In this study, we have tried to clarify the role of rheumatoid lesions of the tendons and adjacent soft tissues in the development of finger deformities. Other factors, such as loss of cartilage and bone substance, rheumatoid pannus formation, growth (in children), shrinkage as a result of scarring, bone fusion, way of using the hand, and pain, may also contribute to the development of the deformation. The most important factor, however, is the changes which occur in the tendons and related structures, especially in the early stages.
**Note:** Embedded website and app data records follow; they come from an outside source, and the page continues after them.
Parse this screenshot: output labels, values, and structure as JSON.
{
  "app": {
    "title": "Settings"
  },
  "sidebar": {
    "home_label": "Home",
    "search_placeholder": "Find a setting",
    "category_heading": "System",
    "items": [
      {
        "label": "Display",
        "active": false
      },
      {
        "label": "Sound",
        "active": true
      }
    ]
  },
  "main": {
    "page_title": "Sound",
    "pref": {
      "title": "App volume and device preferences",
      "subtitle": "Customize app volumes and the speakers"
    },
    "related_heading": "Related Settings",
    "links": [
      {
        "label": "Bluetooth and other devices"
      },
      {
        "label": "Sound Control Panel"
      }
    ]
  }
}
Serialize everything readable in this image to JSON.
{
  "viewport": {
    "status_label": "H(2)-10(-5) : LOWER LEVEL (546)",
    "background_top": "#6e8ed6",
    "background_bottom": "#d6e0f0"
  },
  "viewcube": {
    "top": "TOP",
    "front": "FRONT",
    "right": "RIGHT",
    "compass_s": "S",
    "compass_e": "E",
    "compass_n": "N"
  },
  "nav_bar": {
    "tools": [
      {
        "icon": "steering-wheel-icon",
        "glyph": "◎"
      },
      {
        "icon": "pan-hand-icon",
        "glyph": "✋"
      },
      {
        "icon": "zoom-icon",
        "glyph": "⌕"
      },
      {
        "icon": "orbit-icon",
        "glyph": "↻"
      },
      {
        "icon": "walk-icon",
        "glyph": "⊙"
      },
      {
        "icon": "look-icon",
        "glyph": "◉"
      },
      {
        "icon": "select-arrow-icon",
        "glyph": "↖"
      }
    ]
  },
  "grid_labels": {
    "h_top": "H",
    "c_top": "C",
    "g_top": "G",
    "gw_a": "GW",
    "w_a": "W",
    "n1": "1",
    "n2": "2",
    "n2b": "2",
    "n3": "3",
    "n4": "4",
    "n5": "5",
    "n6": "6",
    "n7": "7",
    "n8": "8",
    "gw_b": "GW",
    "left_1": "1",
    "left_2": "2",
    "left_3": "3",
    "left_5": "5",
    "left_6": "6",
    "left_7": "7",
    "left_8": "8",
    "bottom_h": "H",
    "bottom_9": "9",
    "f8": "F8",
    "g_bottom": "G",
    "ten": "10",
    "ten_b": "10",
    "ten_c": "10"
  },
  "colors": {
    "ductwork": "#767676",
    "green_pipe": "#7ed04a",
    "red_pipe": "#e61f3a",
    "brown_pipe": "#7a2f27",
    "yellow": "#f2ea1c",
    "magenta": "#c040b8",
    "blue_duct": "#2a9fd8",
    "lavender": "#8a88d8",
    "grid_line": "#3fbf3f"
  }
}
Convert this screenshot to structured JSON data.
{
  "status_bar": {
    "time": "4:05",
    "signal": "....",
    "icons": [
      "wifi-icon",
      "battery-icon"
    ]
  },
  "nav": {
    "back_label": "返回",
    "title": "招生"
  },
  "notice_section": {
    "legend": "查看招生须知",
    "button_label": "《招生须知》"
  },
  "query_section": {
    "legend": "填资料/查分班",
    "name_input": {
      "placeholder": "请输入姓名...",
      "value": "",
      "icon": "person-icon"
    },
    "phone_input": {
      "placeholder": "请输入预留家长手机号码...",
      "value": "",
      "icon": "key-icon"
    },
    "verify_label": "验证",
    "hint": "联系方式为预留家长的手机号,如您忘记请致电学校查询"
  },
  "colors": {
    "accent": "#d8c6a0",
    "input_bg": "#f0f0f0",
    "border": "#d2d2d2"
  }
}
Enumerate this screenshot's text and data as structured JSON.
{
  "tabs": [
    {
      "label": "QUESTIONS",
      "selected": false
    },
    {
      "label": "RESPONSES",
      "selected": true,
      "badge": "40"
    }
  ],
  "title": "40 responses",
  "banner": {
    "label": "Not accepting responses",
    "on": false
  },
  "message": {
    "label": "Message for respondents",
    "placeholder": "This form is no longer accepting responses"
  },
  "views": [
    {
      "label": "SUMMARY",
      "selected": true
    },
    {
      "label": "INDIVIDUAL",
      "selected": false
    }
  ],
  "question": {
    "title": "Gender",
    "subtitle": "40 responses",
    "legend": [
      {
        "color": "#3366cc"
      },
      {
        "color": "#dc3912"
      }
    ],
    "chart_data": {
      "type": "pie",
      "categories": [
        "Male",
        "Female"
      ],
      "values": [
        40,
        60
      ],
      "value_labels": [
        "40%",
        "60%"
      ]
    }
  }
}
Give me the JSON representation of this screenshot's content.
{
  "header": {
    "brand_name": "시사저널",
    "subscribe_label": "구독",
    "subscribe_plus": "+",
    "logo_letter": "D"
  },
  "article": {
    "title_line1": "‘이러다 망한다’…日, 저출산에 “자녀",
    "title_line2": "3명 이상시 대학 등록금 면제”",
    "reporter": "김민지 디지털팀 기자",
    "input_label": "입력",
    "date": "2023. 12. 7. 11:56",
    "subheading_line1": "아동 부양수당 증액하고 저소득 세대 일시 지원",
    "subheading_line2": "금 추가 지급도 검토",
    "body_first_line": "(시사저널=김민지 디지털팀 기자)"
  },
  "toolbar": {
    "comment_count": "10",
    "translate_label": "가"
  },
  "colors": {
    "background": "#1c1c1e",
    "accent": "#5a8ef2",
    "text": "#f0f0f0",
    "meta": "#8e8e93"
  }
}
The primary factor seems to be the inflammatory softening and distension of the joint capsule. This is followed by loss of power in those muscles which are attached to the capsule, as a result of which the antagonistic muscles may pull the joint into a deformed position without causing any associated spasm. The type of deformity that results seems to be primarily determined by the anatomical conditions of the hand and the type of inflammation.
Rheumatism Foundation Hospital, Heinola